(Records provided begins)
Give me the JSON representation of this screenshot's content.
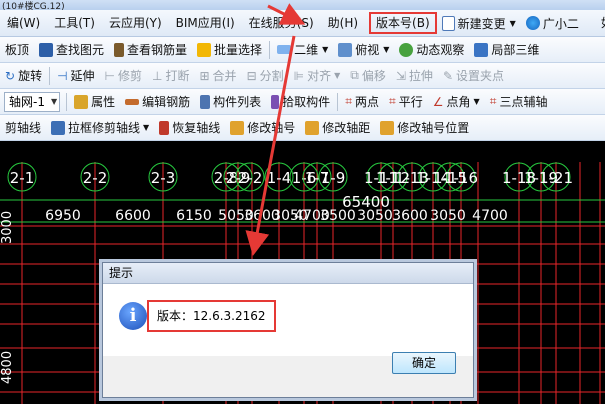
{
  "window": {
    "title": "(10#楼CG.12)"
  },
  "menu": {
    "items": [
      "编(W)",
      "工具(T)",
      "云应用(Y)",
      "BIM应用(I)",
      "在线服务(S)",
      "助(H)"
    ],
    "version": "版本号(B)",
    "new_change": "新建变更",
    "assistant": "广小二",
    "extra": "如何"
  },
  "toolbar1": {
    "items": [
      "板顶",
      "查找图元",
      "查看钢筋量",
      "批量选择"
    ],
    "view_2d": "二维",
    "view_top": "俯视",
    "items2": [
      "动态观察",
      "局部三维"
    ]
  },
  "toolbar2": {
    "items": [
      "旋转",
      "延伸",
      "修剪",
      "打断",
      "合并",
      "分割",
      "对齐",
      "偏移",
      "拉伸",
      "设置夹点"
    ]
  },
  "toolbar3": {
    "layer_select": "轴网-1",
    "items": [
      "属性",
      "编辑钢筋",
      "构件列表",
      "拾取构件",
      "两点",
      "平行",
      "点角",
      "三点辅轴"
    ]
  },
  "toolbar4": {
    "items": [
      "剪轴线",
      "拉框修剪轴线",
      "恢复轴线",
      "修改轴号",
      "修改轴距",
      "修改轴号位置"
    ]
  },
  "canvas": {
    "axis_labels": [
      "2-1",
      "2-2",
      "2-3",
      "2-8",
      "2-9",
      "2-2",
      "1-4",
      "1-6",
      "1-7",
      "1-9",
      "1-11",
      "1-12",
      "1-13",
      "1-14",
      "1-15",
      "1-16",
      "1-18",
      "1-19",
      "1-21"
    ],
    "total_dim": "65400",
    "dims": [
      "6950",
      "6600",
      "6150",
      "5050",
      "3600",
      "3050",
      "4700",
      "3500",
      "3050",
      "3600",
      "3050",
      "4700"
    ],
    "side_dims": [
      "3000",
      "4800"
    ]
  },
  "dialog": {
    "title": "提示",
    "message": "版本：12.6.3.2162",
    "ok": "确定"
  }
}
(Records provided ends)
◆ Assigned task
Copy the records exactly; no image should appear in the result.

◆ Response to the exercise
Give me the JSON representation of this screenshot's content.
{
  "window": {
    "title": "(10#楼CG.12)"
  },
  "menu": {
    "items": [
      "编(W)",
      "工具(T)",
      "云应用(Y)",
      "BIM应用(I)",
      "在线服务(S)",
      "助(H)"
    ],
    "version": "版本号(B)",
    "new_change": "新建变更",
    "assistant": "广小二",
    "extra": "如何"
  },
  "toolbar1": {
    "items": [
      "板顶",
      "查找图元",
      "查看钢筋量",
      "批量选择"
    ],
    "view_2d": "二维",
    "view_top": "俯视",
    "items2": [
      "动态观察",
      "局部三维"
    ]
  },
  "toolbar2": {
    "items": [
      "旋转",
      "延伸",
      "修剪",
      "打断",
      "合并",
      "分割",
      "对齐",
      "偏移",
      "拉伸",
      "设置夹点"
    ]
  },
  "toolbar3": {
    "layer_select": "轴网-1",
    "items": [
      "属性",
      "编辑钢筋",
      "构件列表",
      "拾取构件",
      "两点",
      "平行",
      "点角",
      "三点辅轴"
    ]
  },
  "toolbar4": {
    "items": [
      "剪轴线",
      "拉框修剪轴线",
      "恢复轴线",
      "修改轴号",
      "修改轴距",
      "修改轴号位置"
    ]
  },
  "canvas": {
    "axis_labels": [
      "2-1",
      "2-2",
      "2-3",
      "2-8",
      "2-9",
      "2-2",
      "1-4",
      "1-6",
      "1-7",
      "1-9",
      "1-11",
      "1-12",
      "1-13",
      "1-14",
      "1-15",
      "1-16",
      "1-18",
      "1-19",
      "1-21"
    ],
    "total_dim": "65400",
    "dims": [
      "6950",
      "6600",
      "6150",
      "5050",
      "3600",
      "3050",
      "4700",
      "3500",
      "3050",
      "3600",
      "3050",
      "4700"
    ],
    "side_dims": [
      "3000",
      "4800"
    ]
  },
  "dialog": {
    "title": "提示",
    "message": "版本：12.6.3.2162",
    "ok": "确定"
  }
}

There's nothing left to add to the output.